Known for his humble and affable nature, Riley is being remembered this week as a community advocate and diligent public servant that contributed to more than a dozen local non-profit organizations.
Born in Ashland, Kansas, William “Tracy” Riley attended the University of Oklahoma before joining the Navy and serving in the Philippines as a Seabee. In 1953, while on leave from Manila, Tracy met his wife, Barbara. They were married a year later.
After Tracy completed his military service, the two returned to Downey where they raised three children: Carla, Traci, and David, who died in 1986.
Barbara would go on to become mayor of Downey in 1992, championing the community and senior center, which was named in her honor following her death in 2001.
Together the Rileys devoted much of their lives to public service, donating time and resources to the Assistance League of Downey, Downey Chamber of Commerce, PTA HELPS, Downey First Christian Church, Rancho Los Amigos National Rehabilitation Center, Downey Coordinating Council, and others.
As Tracy began to pull back during retirement, he found a new home at Mambo Grill where he often met with friends and made new ones.
Owner David Llamas says Riley would even occasionally eat breakfast, lunch and dinner at the restaurant.
“He became a part of the family,” Llamas said. “We met seven or eight years ago at the Downey citizens’ police academy and became instant friends.
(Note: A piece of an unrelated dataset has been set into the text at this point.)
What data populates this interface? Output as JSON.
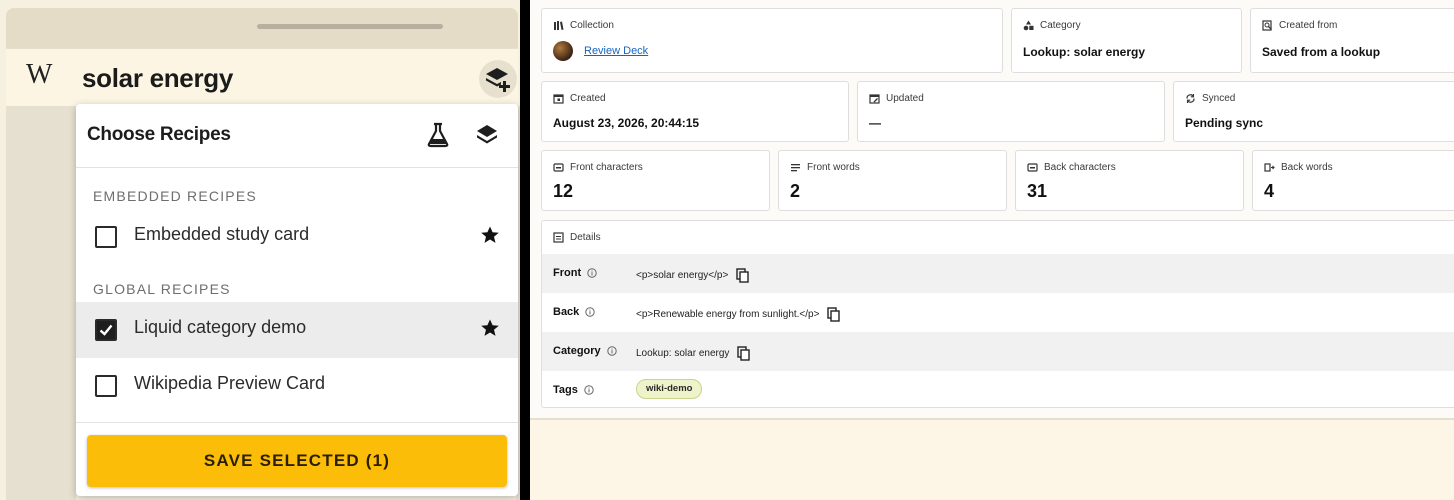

He was a very humble man with a big heart. He loved everybody.”
On Thanksgiving Day, Llamas decided to invite Tracy to his house for dinner.
“We loved having him over, Mr. Riley loved my kids,” Llamas said with a grin. “We had a fun time, he enjoyed life and was admired by so many. He’ll be missed.”
Although Riley’s final years were spent in a retirement home in Whittier, Llamas’ family made the sacrifice to bring Tracy to Downey whenever he asked.
“He would call and say ‘ hey, come get me’ — he’d give me four days heads up,” said Llamas. “I’d have my niece go pick him up, she lives by there, and me or my wife would take him home. Visitors would come by just to visit him.”
Riley was interned at Rose Hills Memorial Park last Friday morning. A memorial service was held immediately after at La Mirada Christian Church for family and friends.
“He’ll always be in my mind,” Llamas said. “If people remember you, you never really die. Everyday we’ll be working, cracking jokes, remembering Mr. Riley.”
Published: May 23, 2013 – Volume 12 – Issue 06